◆ Action item ◆
Only the pictures are to be dropped; the rest of the data below is to be duplicated exactly.

============

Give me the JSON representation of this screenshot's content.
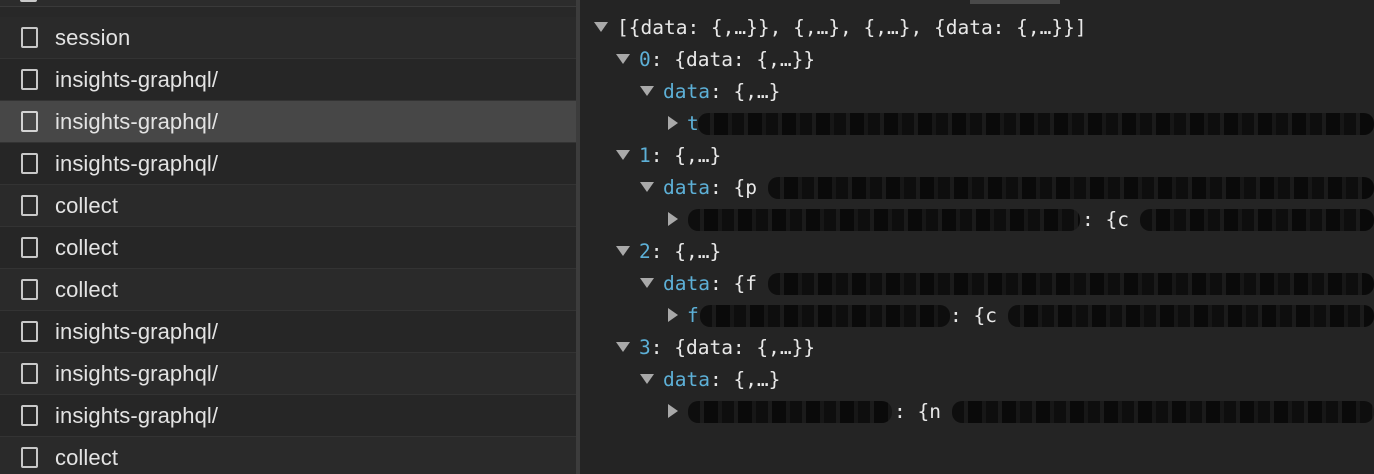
{
  "requests": [
    {
      "name": "session"
    },
    {
      "name": "insights-graphql/"
    },
    {
      "name": "insights-graphql/"
    },
    {
      "name": "insights-graphql/"
    },
    {
      "name": "collect"
    },
    {
      "name": "collect"
    },
    {
      "name": "collect"
    },
    {
      "name": "insights-graphql/"
    },
    {
      "name": "insights-graphql/"
    },
    {
      "name": "insights-graphql/"
    },
    {
      "name": "collect"
    }
  ],
  "selected_index": 2,
  "tree": {
    "root": "[{data: {,…}}, {,…}, {,…}, {data: {,…}}]",
    "item0_key": "0",
    "item0_summary": "{data: {,…}}",
    "item0_data_key": "data",
    "item0_data_summary": "{,…}",
    "item0_child_prefix": "t",
    "item1_key": "1",
    "item1_summary": "{,…}",
    "item1_data_key": "data",
    "item1_data_summary": "{p",
    "item1_child_colon": ": {c",
    "item2_key": "2",
    "item2_summary": "{,…}",
    "item2_data_key": "data",
    "item2_data_summary": "{f",
    "item2_child_prefix": "f",
    "item2_child_colon": ": {c",
    "item3_key": "3",
    "item3_summary": "{data: {,…}}",
    "item3_data_key": "data",
    "item3_data_summary": "{,…}",
    "item3_child_colon": ": {n"
  }
}
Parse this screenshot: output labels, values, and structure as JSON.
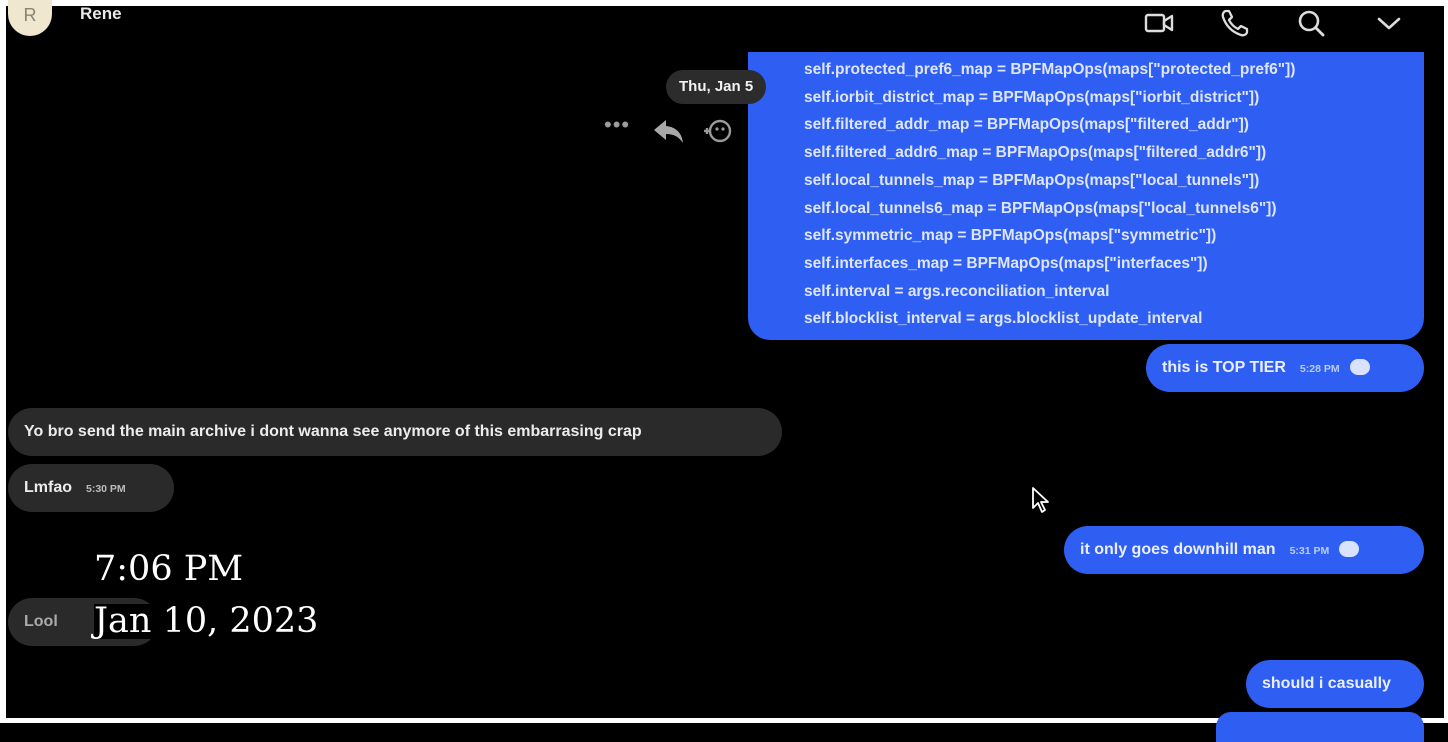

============

◆ Task response ◆
Give me the JSON representation of this screenshot's content.
{
  "requests": [
    {
      "name": "session"
    },
    {
      "name": "insights-graphql/"
    },
    {
      "name": "insights-graphql/"
    },
    {
      "name": "insights-graphql/"
    },
    {
      "name": "collect"
    },
    {
      "name": "collect"
    },
    {
      "name": "collect"
    },
    {
      "name": "insights-graphql/"
    },
    {
      "name": "insights-graphql/"
    },
    {
      "name": "insights-graphql/"
    },
    {
      "name": "collect"
    }
  ],
  "selected_index": 2,
  "tree": {
    "root": "[{data: {,…}}, {,…}, {,…}, {data: {,…}}]",
    "item0_key": "0",
    "item0_summary": "{data: {,…}}",
    "item0_data_key": "data",
    "item0_data_summary": "{,…}",
    "item0_child_prefix": "t",
    "item1_key": "1",
    "item1_summary": "{,…}",
    "item1_data_key": "data",
    "item1_data_summary": "{p",
    "item1_child_colon": ": {c",
    "item2_key": "2",
    "item2_summary": "{,…}",
    "item2_data_key": "data",
    "item2_data_summary": "{f",
    "item2_child_prefix": "f",
    "item2_child_colon": ": {c",
    "item3_key": "3",
    "item3_summary": "{data: {,…}}",
    "item3_data_key": "data",
    "item3_data_summary": "{,…}",
    "item3_child_colon": ": {n"
  }
}
Parse this screenshot: output labels, values, and structure as JSON.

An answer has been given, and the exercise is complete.